Budapest © Moyan Brenn
Hungary's location in the centre of Europe, along with its hospitable attitude, makes it one of the best places from which to embark on an Eastern European journey. It is both typically European and distinctly Hungarian, incorporating a mixture of historical and present-day pleasures. The country proudly upholds its traditions, culture and arts, but is attentive to what is new and fashionable in the wider world.
A small landlocked country sharing its borders with seven neighbouring countries, travellers to Hungary should note that it was originally inhabited by the Magyars, an equestrian nomadic tribe. They were eventually converted to Christianity and in the year 1000 their Prince Stephen was crowned the nation's first ruler. Since then Hungary has seen numerous dynastic changes, from Turkish occupation to the era of Communism, and today quaint little towns, cities and ruins in the countryside attest to this turbulent history with a rich mosaic of architectural styles and fortified hilltop castles. The Hungarian people, neither Slavic nor Germanic, are formal, reserved and intensely proud of their ancient nation and its cosmopolitan capital, Budapest.

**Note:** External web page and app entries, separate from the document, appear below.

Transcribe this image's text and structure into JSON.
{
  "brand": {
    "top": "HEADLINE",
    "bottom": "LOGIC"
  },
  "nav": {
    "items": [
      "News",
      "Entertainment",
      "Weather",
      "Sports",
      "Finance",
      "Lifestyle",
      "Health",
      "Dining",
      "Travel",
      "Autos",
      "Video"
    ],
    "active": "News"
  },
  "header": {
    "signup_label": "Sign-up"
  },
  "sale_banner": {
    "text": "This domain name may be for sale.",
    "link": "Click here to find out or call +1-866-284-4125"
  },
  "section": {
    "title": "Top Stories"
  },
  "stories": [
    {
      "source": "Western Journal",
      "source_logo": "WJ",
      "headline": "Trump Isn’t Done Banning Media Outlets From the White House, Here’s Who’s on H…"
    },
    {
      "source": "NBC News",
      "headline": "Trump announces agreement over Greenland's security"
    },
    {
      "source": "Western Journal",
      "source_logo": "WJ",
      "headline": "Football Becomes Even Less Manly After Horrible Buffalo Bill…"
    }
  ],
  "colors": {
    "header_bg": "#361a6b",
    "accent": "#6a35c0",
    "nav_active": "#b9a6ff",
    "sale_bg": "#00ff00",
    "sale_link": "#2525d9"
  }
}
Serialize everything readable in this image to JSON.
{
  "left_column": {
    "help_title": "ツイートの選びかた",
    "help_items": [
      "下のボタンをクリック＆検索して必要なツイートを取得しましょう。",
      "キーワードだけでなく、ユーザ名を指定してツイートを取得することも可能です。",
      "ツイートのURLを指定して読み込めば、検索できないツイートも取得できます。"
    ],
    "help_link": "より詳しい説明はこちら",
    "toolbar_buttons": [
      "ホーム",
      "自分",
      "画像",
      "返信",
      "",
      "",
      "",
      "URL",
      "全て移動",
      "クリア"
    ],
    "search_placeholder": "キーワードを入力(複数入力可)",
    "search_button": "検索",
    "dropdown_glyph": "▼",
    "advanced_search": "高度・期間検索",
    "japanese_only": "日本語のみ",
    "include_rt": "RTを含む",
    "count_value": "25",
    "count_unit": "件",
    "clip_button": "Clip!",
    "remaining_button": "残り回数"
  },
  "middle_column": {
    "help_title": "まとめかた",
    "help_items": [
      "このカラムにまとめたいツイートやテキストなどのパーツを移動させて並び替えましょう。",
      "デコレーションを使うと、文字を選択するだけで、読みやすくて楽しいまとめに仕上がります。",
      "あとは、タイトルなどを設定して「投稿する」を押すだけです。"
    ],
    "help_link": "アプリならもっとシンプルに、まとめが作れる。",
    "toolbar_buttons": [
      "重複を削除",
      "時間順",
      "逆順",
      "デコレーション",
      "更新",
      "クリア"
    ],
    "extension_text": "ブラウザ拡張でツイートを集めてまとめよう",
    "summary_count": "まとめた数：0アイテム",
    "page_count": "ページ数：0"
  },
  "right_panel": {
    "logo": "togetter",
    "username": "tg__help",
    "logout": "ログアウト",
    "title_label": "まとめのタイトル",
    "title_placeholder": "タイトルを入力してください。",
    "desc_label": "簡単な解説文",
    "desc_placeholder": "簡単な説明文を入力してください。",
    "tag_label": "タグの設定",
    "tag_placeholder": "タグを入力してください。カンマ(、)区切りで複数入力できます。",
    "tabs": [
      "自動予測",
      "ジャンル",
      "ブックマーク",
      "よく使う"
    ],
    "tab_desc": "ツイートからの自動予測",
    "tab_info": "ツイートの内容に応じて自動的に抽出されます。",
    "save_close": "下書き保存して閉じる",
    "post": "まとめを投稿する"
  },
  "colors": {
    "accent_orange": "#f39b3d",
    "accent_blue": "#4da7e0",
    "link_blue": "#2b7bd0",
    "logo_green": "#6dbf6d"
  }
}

Most visitors choose to arrive in Budapest which is situated on a lovely stretch of the Danube, a river that gives the city a good deal of its romance and beauty. It is a city of culture and of astounding beauty and grace, and visitors are generally enchanted by it. Outside of the capital the plains, rolling hills and rivers, lakes and vineyards hold much to amuse the visitor. The Baroque town of Eger, with its fine wines, attracts many, and there are a surfeit of charming and historic riverside villages along the Danube Bend, not to mention commanding fortresses, castles and palaces. The resort-lined Lake Balaton and the thermal spas and volcanically heated lake at Hévíz are just some of the country's many highlights awaiting discovery.